Galesburg Radio Personality
Benefit Concert Organizer
Business Administration Major
The kids in Lombard Middle School's band room are too busy buzzing --
doing exercises on their mouthpieces -- to notice the elderly gentleman
who stands in the corner, grinning.
But if it weren't for this man, Jack Larson '44, many of them might not be making joyful noise -- in this moment or any other.
For the past three years, Larson has organized benefit concerts for the music programs at Galesburg District 205 and Costa Catholic schools. Today more than 40 eligible children are playing instruments purchased with proceeds from the concerts.
"There are so many children who would love to be part of something but can't because of their economic situation," says Larson, 83, a lifelong Galesburg resident and longtime local radio personality. "I'm trying to give those students an opportunity to participate with their peers, to develop something that just might last a lifetime. Something to hang their hat on, so to speak."
Larson knows firsthand the value of learning to play music. As a young man, he taught himself to play percussion, and joined the orchestra while at Knox College. His son, John, a former band teacher who works for State Farm Insurance in Bloomington, Illinois, started the State Farm Employees Association music group. His grandson, Adam, 15, is a saxophone virtuoso who plays with professional musicians in a group called The Not So Big Band.

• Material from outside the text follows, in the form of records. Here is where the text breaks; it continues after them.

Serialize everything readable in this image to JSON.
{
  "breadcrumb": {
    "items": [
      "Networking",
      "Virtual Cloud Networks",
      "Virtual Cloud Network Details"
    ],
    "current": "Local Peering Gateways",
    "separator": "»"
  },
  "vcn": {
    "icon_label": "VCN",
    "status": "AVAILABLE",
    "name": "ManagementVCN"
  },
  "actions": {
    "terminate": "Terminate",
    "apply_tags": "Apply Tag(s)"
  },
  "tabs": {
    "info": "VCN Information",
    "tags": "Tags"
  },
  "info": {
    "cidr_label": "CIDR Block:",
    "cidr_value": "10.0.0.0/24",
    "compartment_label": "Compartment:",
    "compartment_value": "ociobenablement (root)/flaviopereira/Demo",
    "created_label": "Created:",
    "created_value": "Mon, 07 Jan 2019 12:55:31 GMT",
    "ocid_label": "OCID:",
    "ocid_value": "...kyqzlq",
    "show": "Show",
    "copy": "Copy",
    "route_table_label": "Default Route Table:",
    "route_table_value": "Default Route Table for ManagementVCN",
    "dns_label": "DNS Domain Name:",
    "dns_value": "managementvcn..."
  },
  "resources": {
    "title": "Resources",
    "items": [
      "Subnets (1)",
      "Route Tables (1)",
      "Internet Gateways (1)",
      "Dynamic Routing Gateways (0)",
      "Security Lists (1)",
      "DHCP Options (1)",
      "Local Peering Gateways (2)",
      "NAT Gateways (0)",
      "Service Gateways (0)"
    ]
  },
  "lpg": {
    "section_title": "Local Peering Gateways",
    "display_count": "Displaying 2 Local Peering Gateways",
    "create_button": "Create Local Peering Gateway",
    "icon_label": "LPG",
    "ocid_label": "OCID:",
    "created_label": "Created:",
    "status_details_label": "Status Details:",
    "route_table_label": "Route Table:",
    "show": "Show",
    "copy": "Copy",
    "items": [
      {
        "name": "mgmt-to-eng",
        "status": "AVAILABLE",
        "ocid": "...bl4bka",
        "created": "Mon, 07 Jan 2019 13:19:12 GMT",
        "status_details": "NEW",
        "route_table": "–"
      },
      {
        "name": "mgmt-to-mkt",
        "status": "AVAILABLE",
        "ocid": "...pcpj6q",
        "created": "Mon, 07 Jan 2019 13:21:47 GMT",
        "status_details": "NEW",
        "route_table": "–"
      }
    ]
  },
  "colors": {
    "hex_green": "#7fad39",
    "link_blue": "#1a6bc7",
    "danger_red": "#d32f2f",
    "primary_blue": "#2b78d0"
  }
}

"I've seen how music has impacted their lives and helped them be successful," he says. "It requires and develops a certain amount of discipline, just as athletics or any other activity does. It makes them well-rounded."
Larson, who attended Lombard as a child and has long been a supporter of the school, thought for a few years about starting a music scholarship in honor of his wife, Martha, who died in 1997. But he changed his plans in 2003 after consulting with Dean Petrie, Galesburg District 205 fine arts coordinator, and learning of the number of students who wanted to be in band but couldn't afford to buy an instrument.
Larson recruited his son to bring the State Farm Employees Association group to Galesburg for a concert of Big Band music at the Orpheum Theatre, with the ticket proceeds going to local schools. The concert was so successful it has become an annual event, raising a total of $18,265 in three years for purchase of new instruments and restoration of donated ones. Of the 44 children who have received rent-free instruments, all but one have stuck with the program.
And sticking with it is something Larson believes in.
At a recent get-together at the home of Bob '45 and Beverly Lee Stoerzbach, a group of friends struck up an impromptu set that featured Larson on drums and Stoerzbach on clarinet.
"All of us there were in our 80's," Larson says with a laugh. "So when I say 'music can last a lifetime,' in many cases, it's true."